Thanksgiving is my family’s favorite holiday, not just because it is the one time of the year when all the far-flung relatives assemble, but also because it is an opportunity to consider how incredibly fortunate we are.
We have Thanksgiving at our house, and before I let anyone eat, I insist that we go around the table and have everyone acknowledge what he or she is most grateful for. (Granted, my kids have taken to calling me “the gratitude Nazi,” but I persevere … )
It isn’t just a matter of counting our blessings; it’s an exercise in recognizing them.
Anyone who reads columns and blogs (including mine) or listens regularly to pundits of any and all political persuasions is well aware of all the problems Americans face and our seeming inability to agree on solutions, and to take our blessings for granted.
So—in the spirit of the Sam Cooke lyrics—I want to “accentuate the positive, eliminate the negative and latch on to the affirmative,” here goes: (I’ll leave out the “gooey” stuff about my long-suffering spouse, talented kids and absolutely perfect, wonderful grandchildren.)
• As my grandmother always said, “If you have your health, you have what’s really important.” So I’m grateful for my family’s good health, and good health insurance. (I’m especially grateful that I’m not one of the 300,000-plus Hoosiers who will continue to be uninsured because Indiana won’t expand Medicaid.)
• I’m grateful for public education at all levels. There are many people around the world who don’t have access to schooling of any sort, whose lack of basic literacy reduces their ability to live fully realized lives.
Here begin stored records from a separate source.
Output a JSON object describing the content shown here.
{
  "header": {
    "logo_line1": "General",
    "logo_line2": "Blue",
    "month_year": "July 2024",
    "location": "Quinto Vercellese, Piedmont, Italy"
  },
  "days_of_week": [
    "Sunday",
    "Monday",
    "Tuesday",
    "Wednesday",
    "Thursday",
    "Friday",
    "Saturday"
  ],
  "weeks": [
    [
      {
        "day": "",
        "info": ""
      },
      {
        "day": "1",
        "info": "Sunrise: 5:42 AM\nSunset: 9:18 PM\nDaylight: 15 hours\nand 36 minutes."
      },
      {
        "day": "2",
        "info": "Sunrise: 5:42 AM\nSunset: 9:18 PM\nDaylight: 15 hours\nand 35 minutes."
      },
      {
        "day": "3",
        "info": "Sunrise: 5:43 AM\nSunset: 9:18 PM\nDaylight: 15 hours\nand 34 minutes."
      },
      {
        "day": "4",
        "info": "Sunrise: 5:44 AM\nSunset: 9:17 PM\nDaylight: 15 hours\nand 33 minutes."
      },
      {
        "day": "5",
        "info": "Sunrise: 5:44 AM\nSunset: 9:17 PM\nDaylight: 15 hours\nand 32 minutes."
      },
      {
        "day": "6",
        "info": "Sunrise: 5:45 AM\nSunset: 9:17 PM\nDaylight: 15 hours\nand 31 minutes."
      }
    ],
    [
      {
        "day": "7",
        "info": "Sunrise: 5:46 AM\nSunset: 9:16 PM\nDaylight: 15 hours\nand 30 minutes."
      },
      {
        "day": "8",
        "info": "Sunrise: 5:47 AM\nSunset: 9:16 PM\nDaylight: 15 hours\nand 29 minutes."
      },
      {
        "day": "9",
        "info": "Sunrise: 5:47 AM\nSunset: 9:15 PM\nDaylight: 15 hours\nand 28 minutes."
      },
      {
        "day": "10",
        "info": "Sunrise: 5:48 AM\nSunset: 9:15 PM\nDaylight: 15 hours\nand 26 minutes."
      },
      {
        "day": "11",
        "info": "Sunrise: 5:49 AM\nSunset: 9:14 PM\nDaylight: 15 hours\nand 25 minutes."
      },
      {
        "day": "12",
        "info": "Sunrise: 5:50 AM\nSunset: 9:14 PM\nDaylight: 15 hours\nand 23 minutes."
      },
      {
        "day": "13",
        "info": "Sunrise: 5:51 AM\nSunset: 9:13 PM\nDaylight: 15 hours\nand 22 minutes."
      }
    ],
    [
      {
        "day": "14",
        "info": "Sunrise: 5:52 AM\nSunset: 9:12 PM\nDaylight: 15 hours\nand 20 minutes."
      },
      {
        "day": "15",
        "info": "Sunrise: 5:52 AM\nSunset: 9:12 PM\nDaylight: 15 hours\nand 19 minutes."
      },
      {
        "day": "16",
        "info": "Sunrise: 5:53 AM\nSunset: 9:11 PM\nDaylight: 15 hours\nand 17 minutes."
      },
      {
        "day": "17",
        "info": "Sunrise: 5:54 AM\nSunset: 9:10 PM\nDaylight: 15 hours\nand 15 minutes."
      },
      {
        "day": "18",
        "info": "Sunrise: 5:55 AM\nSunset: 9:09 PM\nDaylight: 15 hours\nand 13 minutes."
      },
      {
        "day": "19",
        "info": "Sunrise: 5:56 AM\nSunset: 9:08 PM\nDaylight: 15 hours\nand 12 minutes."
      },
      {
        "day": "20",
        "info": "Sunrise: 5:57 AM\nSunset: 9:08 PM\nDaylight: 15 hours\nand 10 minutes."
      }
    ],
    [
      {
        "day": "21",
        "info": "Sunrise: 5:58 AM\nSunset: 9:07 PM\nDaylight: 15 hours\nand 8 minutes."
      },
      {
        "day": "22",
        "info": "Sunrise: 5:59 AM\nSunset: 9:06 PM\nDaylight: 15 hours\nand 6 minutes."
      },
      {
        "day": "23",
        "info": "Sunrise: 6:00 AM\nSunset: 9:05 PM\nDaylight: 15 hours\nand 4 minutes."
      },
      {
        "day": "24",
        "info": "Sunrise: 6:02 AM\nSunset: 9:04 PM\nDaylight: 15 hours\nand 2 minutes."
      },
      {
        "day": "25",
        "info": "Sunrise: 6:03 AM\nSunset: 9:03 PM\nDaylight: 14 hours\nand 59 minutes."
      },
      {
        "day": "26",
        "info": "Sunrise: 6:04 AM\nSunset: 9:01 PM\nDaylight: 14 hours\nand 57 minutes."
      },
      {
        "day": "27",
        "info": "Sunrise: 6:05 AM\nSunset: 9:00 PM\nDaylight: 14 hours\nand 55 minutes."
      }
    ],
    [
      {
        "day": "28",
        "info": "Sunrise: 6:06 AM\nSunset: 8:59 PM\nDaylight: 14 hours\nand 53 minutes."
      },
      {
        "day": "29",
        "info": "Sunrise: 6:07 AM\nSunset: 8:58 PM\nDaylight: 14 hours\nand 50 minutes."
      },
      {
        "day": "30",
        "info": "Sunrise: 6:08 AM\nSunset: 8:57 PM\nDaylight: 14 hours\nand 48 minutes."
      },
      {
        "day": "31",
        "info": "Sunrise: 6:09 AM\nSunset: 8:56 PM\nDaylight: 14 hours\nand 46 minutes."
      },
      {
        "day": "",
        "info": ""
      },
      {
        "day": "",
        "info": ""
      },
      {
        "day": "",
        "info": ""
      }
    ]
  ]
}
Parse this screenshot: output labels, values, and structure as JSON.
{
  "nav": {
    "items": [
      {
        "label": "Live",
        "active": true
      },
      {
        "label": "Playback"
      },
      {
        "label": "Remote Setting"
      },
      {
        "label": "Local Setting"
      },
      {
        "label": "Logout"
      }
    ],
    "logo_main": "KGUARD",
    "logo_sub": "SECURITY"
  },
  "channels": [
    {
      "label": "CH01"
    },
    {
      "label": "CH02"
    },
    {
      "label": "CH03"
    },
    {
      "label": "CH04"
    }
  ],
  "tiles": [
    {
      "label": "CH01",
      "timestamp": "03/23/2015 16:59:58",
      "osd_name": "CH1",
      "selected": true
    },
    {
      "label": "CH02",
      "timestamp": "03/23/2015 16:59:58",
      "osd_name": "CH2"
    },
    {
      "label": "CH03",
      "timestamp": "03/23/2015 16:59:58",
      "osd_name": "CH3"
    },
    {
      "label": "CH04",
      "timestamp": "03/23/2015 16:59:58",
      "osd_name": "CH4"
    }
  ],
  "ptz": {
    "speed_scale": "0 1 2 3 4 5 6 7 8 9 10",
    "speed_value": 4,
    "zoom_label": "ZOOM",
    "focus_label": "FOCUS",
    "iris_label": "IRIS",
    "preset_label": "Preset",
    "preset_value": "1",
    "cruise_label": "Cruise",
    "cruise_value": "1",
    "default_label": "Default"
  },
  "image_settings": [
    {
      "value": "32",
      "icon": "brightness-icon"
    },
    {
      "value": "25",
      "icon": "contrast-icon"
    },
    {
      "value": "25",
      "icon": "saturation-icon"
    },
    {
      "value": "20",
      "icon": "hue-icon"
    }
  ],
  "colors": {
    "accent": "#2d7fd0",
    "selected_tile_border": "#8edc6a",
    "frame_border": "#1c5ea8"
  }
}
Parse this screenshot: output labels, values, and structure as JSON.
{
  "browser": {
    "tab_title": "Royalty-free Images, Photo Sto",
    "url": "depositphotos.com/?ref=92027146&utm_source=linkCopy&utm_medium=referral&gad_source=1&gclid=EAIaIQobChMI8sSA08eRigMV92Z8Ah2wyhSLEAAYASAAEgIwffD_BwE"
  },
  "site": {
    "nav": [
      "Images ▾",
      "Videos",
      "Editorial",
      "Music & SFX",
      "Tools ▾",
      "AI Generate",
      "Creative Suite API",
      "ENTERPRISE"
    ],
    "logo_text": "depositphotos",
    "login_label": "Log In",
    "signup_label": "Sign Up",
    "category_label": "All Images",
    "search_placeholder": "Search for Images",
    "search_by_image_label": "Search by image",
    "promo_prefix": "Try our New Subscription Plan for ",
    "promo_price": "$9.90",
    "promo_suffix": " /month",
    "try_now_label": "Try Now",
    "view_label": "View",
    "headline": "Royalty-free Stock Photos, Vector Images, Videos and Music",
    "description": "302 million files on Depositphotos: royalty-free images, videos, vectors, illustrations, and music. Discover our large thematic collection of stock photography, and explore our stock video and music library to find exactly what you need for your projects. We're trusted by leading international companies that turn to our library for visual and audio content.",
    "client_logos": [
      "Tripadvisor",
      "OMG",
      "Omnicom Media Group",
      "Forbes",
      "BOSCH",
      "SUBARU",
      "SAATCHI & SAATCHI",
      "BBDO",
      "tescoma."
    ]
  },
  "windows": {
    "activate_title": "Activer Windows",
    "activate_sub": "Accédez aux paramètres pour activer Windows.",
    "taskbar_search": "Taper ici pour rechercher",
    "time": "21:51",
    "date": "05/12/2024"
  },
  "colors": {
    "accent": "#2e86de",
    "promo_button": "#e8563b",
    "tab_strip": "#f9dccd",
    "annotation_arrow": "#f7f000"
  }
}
We spend a lot of time beating up on our own schools and teachers, and many of those criticisms are justified, but on Thanksgiving, we might stop to realize how profoundly our lives have been changed by the availability of public education and the devotion of those who have made the nation’s schools their life’s work.
• I’m grateful for Google! In fact, I can’t remember how I lived without the ability to find the answer to virtually any question, from how to cook a turkey to the gross national product of Timbuktu. The Internet has changed our lives more dramatically than we can really grasp, and some of those changes have been troubling, but the benefits far outweigh the social costs of this new communication medium.
• I’m grateful that I was born at a time when the women’s movement changed social expectations, allowing those of us with ambitions beyond the kitchen to realize those ambitions. (And I’m very grateful for birth control, which made that women’s movement possible.)
• I’m grateful to live in a country with democratic institutions and a Constitution that protects the civil liberties of everyone, even the people with whom I disagree. I’m also grateful for the American Civil Liberties Union and other organizations that make government abide by its own rules.
• I’m grateful for government. All of us would have very different personal and economic lives without police and firefighters, the Federal Aviation Administration, Environmental Protection Agency, Food and Drug Administration and all the other agencies that keep us safe. They aren’t perfect, but they’re more important than we often like to admit.
Thanksgiving is a time to recognize the profound gift bestowed by our social infrastructure, and the extent to which that infrastructure makes our own lives and accomplishments possible.
Of course, we’re all grateful for turkey.•
Kennedy is a professor of law and public policy at the School of Public and Environmental Affairs at IUPUI. She blogs regularly at www.sheilakennedy.net. She can be reached at email@example.com. Send comments on this column to firstname.lastname@example.org.